In October American consumer prices fell by 1%, the biggest monthly fall since seasonally-adjusted changes began to be reported in 1947. The core consumer-price index, which excludes food and energy costs, declined by 0.1%. Headline inflation plunged to 3.7% on a year-on-year basis from 4.9% a month ago. Britain’s consumer-price index fell by the most in a month since its inception in 1997. The annual inflation rate tumbled to 4.5% in October, down from 5.2% a month ago. Cheaper oil was the biggest contributor to the fall.

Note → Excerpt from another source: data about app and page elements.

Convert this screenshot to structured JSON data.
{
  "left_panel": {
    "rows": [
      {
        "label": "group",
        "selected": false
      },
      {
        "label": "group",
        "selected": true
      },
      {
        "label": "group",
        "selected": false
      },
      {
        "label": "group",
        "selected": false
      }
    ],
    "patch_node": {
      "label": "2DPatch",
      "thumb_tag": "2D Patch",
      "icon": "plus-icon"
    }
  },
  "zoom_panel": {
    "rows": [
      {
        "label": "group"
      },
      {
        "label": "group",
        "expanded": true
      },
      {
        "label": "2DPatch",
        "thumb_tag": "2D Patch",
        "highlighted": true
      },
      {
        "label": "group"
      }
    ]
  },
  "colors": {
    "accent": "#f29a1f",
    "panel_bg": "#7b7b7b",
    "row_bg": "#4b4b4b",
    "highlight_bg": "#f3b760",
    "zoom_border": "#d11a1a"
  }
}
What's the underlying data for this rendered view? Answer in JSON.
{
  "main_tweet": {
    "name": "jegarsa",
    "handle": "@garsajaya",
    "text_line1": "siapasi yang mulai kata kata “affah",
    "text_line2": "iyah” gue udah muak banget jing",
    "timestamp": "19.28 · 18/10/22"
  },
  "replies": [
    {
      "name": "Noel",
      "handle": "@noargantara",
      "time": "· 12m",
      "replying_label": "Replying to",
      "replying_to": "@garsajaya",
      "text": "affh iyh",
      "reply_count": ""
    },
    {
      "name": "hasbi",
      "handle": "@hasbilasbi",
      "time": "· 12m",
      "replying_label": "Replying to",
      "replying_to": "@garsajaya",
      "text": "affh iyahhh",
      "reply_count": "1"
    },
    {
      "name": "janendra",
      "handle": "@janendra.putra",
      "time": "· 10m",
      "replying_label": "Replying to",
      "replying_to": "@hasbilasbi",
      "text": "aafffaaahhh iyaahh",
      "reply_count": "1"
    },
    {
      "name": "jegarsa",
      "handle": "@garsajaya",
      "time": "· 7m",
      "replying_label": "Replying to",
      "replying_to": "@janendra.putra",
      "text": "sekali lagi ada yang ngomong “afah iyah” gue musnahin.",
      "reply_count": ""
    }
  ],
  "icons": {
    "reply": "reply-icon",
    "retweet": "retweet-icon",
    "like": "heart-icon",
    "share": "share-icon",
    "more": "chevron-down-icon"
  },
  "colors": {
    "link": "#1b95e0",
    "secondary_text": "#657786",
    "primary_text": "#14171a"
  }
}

The economies of the euro zone shrank for the second quarter in a row in the third quarter of 2008, meeting a common definition of recession for the first time since the European single currency came into being in 1999. Japan’s economy also fell into recession, contracting by 0.1% in the third quarter after having shrunk by 0.9% in the second quarter. Exports were 7.7% lower in October than a year earlier, the biggest drop since late 2001. See article
Leaders of the G20, a group of 20 rich and emerging economies, met in Washington, DC. They agreed on the need to stabilise the world’s financial system, to take co-ordinated action to boost demand, to strengthen regulation and to maintain open trade. The leaders said that they would hold a second summit by April 30th 2009. See article